1. Planning a wedding
2. Planning to attend a wedding
3. Regretting plans to plan and/or attend a wedding
Thing is, despite all the preparation, angst, and stress associated with wedding planning, 99.9999% of them turn out just fine. Sure, Aunt Brenda might get a bit too drunk and the potato salad might not turn out quite right, but everyone will have a great time.
This difference between the worry and the reality makes sense. Once you actually make it to the big day, you basically just have two rules:
1. Have fun
2. Keep everyone alive
Also, there are hundreds of thousands of guides — from internet listicles and grandfathers, to shows like “Say Yes to the Dress” and that wedding scene in “New Jack City” — that tell you want to do and not to do during that day.
But what about the bachelor party? An entire movie franchise (The Hangover) is built around the concept of a bachelor party gone wrong, but what about a bachelor party gone right? Are there any rules to follow if planning and/or attending one? Best practices to heed? Things to avoid?
1. Do not lose the bachelor: This is easily the most important rule. There might be dozens of things happening — shots being taken, clubs being hopped, elephants being herded, more shots being taken, etc — but you can not lose sight of the bachelor. You must be aware of where he is at all times. Mainly because you do not want his fiancee to maim you after finding out you “lost” her soon-to-be-husband somewhere between Benihanas and the King of Diamonds.
2. Do not get more “turnt up” than the bachelor: This is the first step in making sure #1 is followed. You’re definitely supposed to have fun. The bachelor wouldn't have invited you if he didn’t want you to have a good time. But, you can’t have such a good time that your actions end up influencing the party plans. Basically, don’t get so drunk that the party needs to be postponed so you can get your stomach pumped. The bachelor should be the only one getting his stomach pumped.
3. Do what the bachelor wants to do…not what you want him to do: If he says “no strippers” — then no strippers. If he says “no alcohol” — then no alcohol. If he wants to keep things lowkey — then keep things lowkey. This is not the time to force him to do something he doesn’t really want to do. That’s what the wedding is for.
4. Do not allow him to cheat on his fiancee: I know, I know, I know, I know. You can’t make a grown man do anything, it’s his decision, who are you to tell him “no?” blah, blah, blah, blah, blah.
Let me just say this. You’re right. You can’t make a grown man do anything. What you can do, though, is be his friend. And being a friend means that if you see him about to make an alcohol-fueled decision that could end his marriage before it even starts, do what you can to stop it, not encourage it. Basically, you’re no longer his wingman. You’re his hall monitor.
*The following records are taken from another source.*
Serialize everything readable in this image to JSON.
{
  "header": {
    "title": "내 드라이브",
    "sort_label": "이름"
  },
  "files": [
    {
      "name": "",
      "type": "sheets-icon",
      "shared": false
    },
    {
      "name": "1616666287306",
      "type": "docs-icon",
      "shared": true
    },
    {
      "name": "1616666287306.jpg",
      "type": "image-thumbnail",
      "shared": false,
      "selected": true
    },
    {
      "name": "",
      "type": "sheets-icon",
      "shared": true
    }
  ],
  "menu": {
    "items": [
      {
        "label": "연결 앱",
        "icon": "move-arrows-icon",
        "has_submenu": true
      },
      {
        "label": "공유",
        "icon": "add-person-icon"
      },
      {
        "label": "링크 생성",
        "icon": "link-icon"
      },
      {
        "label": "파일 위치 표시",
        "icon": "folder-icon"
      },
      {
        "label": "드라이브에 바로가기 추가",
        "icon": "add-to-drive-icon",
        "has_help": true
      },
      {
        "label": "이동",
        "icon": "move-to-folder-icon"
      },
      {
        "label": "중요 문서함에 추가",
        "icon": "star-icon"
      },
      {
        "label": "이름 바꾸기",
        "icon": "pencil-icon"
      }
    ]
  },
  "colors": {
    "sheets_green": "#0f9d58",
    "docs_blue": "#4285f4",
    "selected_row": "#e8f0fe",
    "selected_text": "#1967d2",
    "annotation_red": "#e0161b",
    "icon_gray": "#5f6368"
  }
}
5. Do make sure to eat. Preferably two or three times. (Working out isn’t a bad idea either.): If you’re a veteran drinker, you likely know you need to coat your stomach with a lining of burgers, bacon fat, and pizza crust before a night of heavy drinking. Because drinking on an empty stomach is how unexpected blackouts happen. But, sometimes you’re so hyper-focused on having fun that you forget to do some of the things you need to do to extend the fun. It also isn’t a bad idea to schedule some type of activity the morning of the party — a basketball game, perhaps — where you’ll be moving around and breaking a sweat. Trust me when I tell you it’ll make a big difference the next morning.
6. Do not be a social media dry snitch: I know you usually can’t go 15 minutes without instagramming or tweeting, but try to be a bit more discerning today. No need to document every. single. step. of the party — especially the steps that’ll prompt a “conversation” between the bachelor and his fiancee when he gets home.
7. Do make sure the bachelor — and everyone else — gets home safely: Ok, I lied. This is actually the most important part. The bachelor party is not officially successful (and officially over) until everyone — the bachelor, most notably — gets home safely. This means ending the party early and everyone heading to the hotel if the bachelor’s too drunk to continue. Remember, this is supposed to be a night of safe fun with two objectives:
1. Showing him a good time.
2. Making sure he gets married.